Assembly Language Programming and Machine Organization
Fall 2013

Instructor: Christopher Wilt
Office: Kingsbury W236
E-mail: wilt@cs.unh.edu
Office Hours: Mon, Wed, Fri 12:00-1:00 or by appointment (send e-mail to request an appointment). These office hours are tentative.

Class: Mondays and Fridays, 1:10-2:00pm, South East Residence Bldg C 104
Laboratory: Wednesdays, 1:10-2pm, Kingsbury N218

The core of the class are the programming assignments. These assignments are meant to teach you the basics of:

The class will meet twice a week for lecture and once a week for a laboratory session or an additional lecture, depending on the week. Programming assignments are assigned roughly once every two weeks, and will generally be due two weeks after they are assigned.

You will find lecture more helpful if you have at least looked at, and ideally attempted to do the programming assignment prior to coming to lecture. That way, you will be able to ask questions that will guide the lecture to parts of the programming assignment that are most confusing or difficult for you.

The prerequisite for this course is CS515, or permission from the instructor.



The class's piazza account will be used for disseminating information, files, and answering questions.

General Program Requirements

Tentative Schedule

The programming assignments and labs are:

  1. Translate between UTF-16 and UTF-32: due September 8.

  2. Convert IEEE double-precision floating point to and from a signed long: due September 22.

  3. Java bytecode disassembler due October 6

  4. Memory Hierarchy exploration due October 20

  5. Multithreaded hash table due November 3

  6. Implement a simple garbage collector for C due November 17

  7. Multithreaded garbage collector due December 8


The midterm will be on Wednesday October 9. The midterm is closed book and notes.

The date and time of the final exam will be announced and posted once I learn when and where the final examination will be held. The final exam will be comprehensive. The final exam is closed book and notes.

In addition, of course, collaboration is also not allowed on the midterm exam or the final exam.


There is no required textbook for this course. During my computer science education and work doing research, or even "real" work, I have found that almost every piece of factual information I have ever wanted to know relating to computer science can be found on the Internet. Information available online is generally more up to date than information that can be found in textbooks. Electronic files also support finding text, which is much more limited in books.

It is worth noting that not everything you will find on the Internet will be correct, so in addition to learning how to find information online, you will also find it useful to learn how to sift truth from the information you find online.

Computer Accounts

agate.cs.unh.edu is the primary computing resources for this course. You should automatically be given an account on this machine. During the semester you may use any other machines that you have access to, but for grading purposes your programs must execute correctly on agate.cs.unh.edu.

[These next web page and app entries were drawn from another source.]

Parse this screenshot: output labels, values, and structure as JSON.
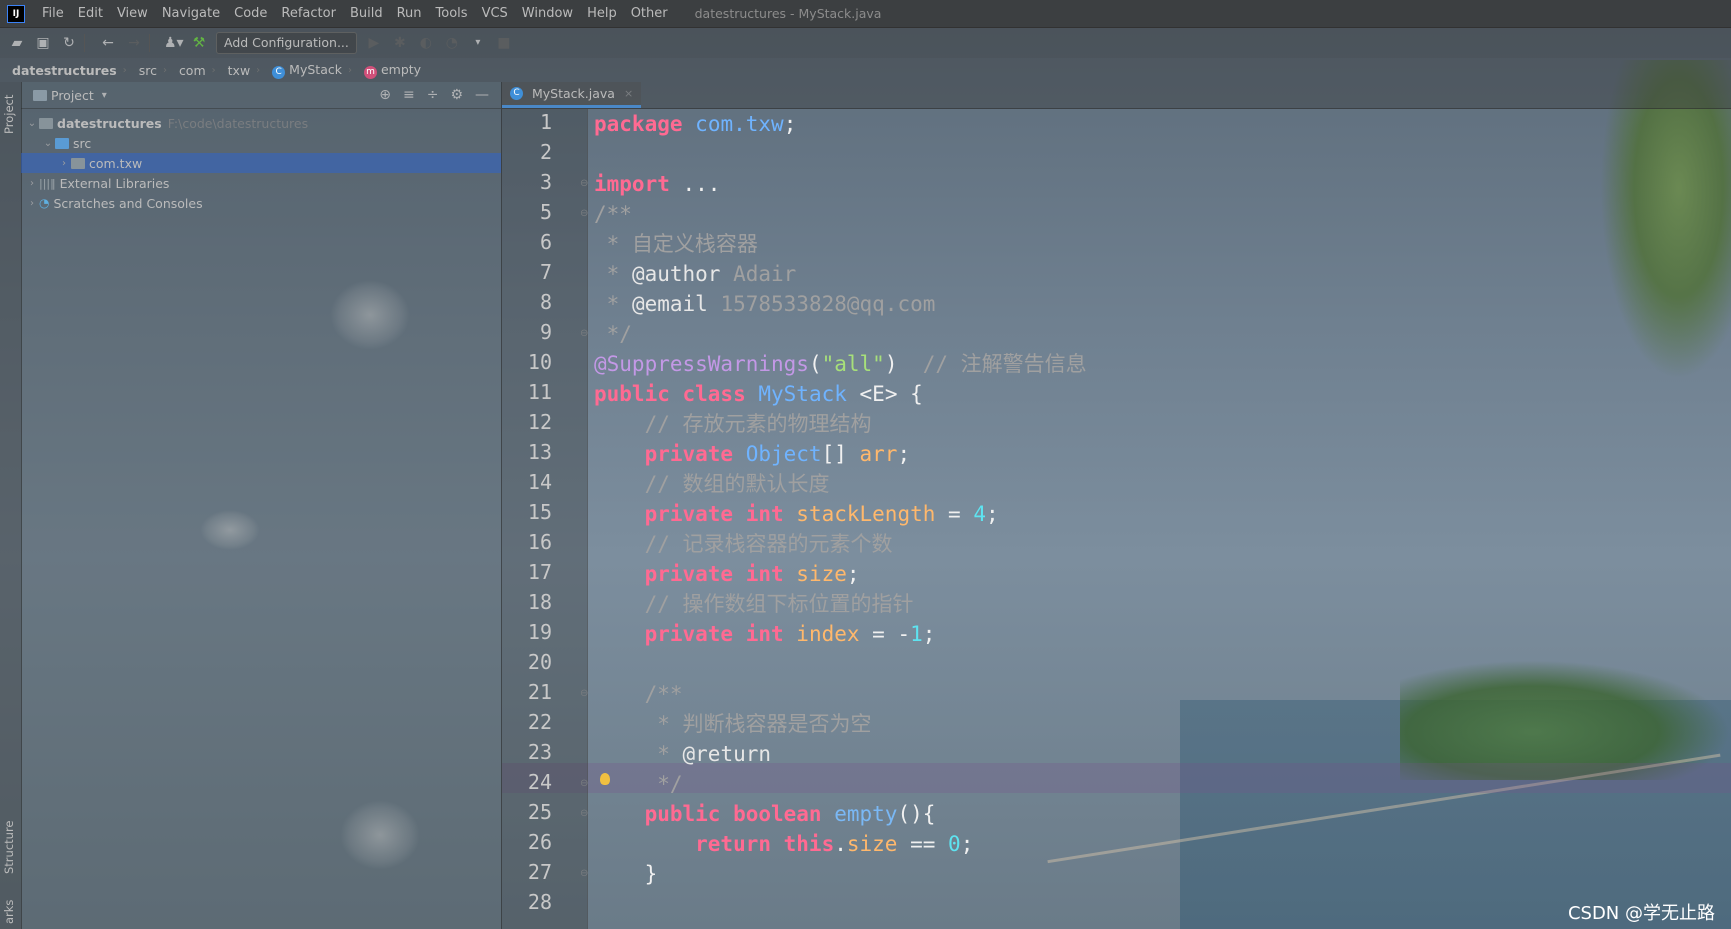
{
  "menubar": {
    "items": [
      "File",
      "Edit",
      "View",
      "Navigate",
      "Code",
      "Refactor",
      "Build",
      "Run",
      "Tools",
      "VCS",
      "Window",
      "Help",
      "Other"
    ],
    "window_title": "datestructures - MyStack.java"
  },
  "toolbar": {
    "add_config_label": "Add Configuration..."
  },
  "breadcrumb": {
    "items": [
      "datestructures",
      "src",
      "com",
      "txw",
      "MyStack",
      "empty"
    ]
  },
  "left_strip": {
    "project_label": "Project",
    "structure_label": "Structure",
    "bookmarks_label": "arks"
  },
  "project_panel": {
    "title": "Project",
    "tree": [
      {
        "label": "datestructures",
        "hint": "F:\\code\\datestructures"
      },
      {
        "label": "src"
      },
      {
        "label": "com.txw"
      },
      {
        "label": "External Libraries"
      },
      {
        "label": "Scratches and Consoles"
      }
    ]
  },
  "editor": {
    "tab_label": "MyStack.java",
    "line_numbers": [
      "1",
      "2",
      "3",
      "5",
      "6",
      "7",
      "8",
      "9",
      "10",
      "11",
      "12",
      "13",
      "14",
      "15",
      "16",
      "17",
      "18",
      "19",
      "20",
      "21",
      "22",
      "23",
      "24",
      "25",
      "26",
      "27",
      "28"
    ],
    "code": {
      "l1_kw": "package",
      "l1_pkg": "com.txw",
      "l1_end": ";",
      "l3_kw": "import",
      "l3_rest": " ...",
      "l5": "/**",
      "l6": " * 自定义栈容器",
      "l7_star": " * ",
      "l7_tag": "@author",
      "l7_rest": " Adair",
      "l8_star": " * ",
      "l8_tag": "@email",
      "l8_rest": " 1578533828@qq.com",
      "l9": " */",
      "l10_ann": "@SuppressWarnings",
      "l10_open": "(",
      "l10_str": "\"all\"",
      "l10_close": ")",
      "l10_cmt": "  // 注解警告信息",
      "l11_kw": "public class ",
      "l11_cls": "MyStack",
      "l11_rest": " <E> {",
      "l12": "    // 存放元素的物理结构",
      "l13_kw": "    private ",
      "l13_type": "Object",
      "l13_mid": "[] ",
      "l13_field": "arr",
      "l13_end": ";",
      "l14": "    // 数组的默认长度",
      "l15_kw": "    private int ",
      "l15_field": "stackLength",
      "l15_mid": " = ",
      "l15_num": "4",
      "l15_end": ";",
      "l16": "    // 记录栈容器的元素个数",
      "l17_kw": "    private int ",
      "l17_field": "size",
      "l17_end": ";",
      "l18": "    // 操作数组下标位置的指针",
      "l19_kw": "    private int ",
      "l19_field": "index",
      "l19_mid": " = -",
      "l19_num": "1",
      "l19_end": ";",
      "l21": "    /**",
      "l22": "     * 判断栈容器是否为空",
      "l23_star": "     * ",
      "l23_tag": "@return",
      "l24": "     */",
      "l25_kw": "    public boolean ",
      "l25_method": "empty",
      "l25_rest": "(){",
      "l26_kw": "        return this",
      "l26_dot": ".",
      "l26_field": "size",
      "l26_mid": " == ",
      "l26_num": "0",
      "l26_end": ";",
      "l27": "    }"
    }
  },
  "watermark": "CSDN @学无止路",
  "colors": {
    "keyword": "#ff6a92",
    "type": "#6fb3ff",
    "field": "#ffb86c",
    "number": "#5ee3f0",
    "comment": "#a0a0a0",
    "selection": "#2f65ca"
  }
}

The University is committed to providing students with documented disabilities equal access to all university programs and facilities. If you think you have a disability requiring accommodations, you must register with Disability Services for Students (DSS). Contact DSS at (603) 862-2607 or visit them in MUB 118. If you have received Accommodation Letters for this course from DSS, please provide me with that information privately so that we can review those accommodations.

Comments and questions should be directed to wilt@cs.unh.edu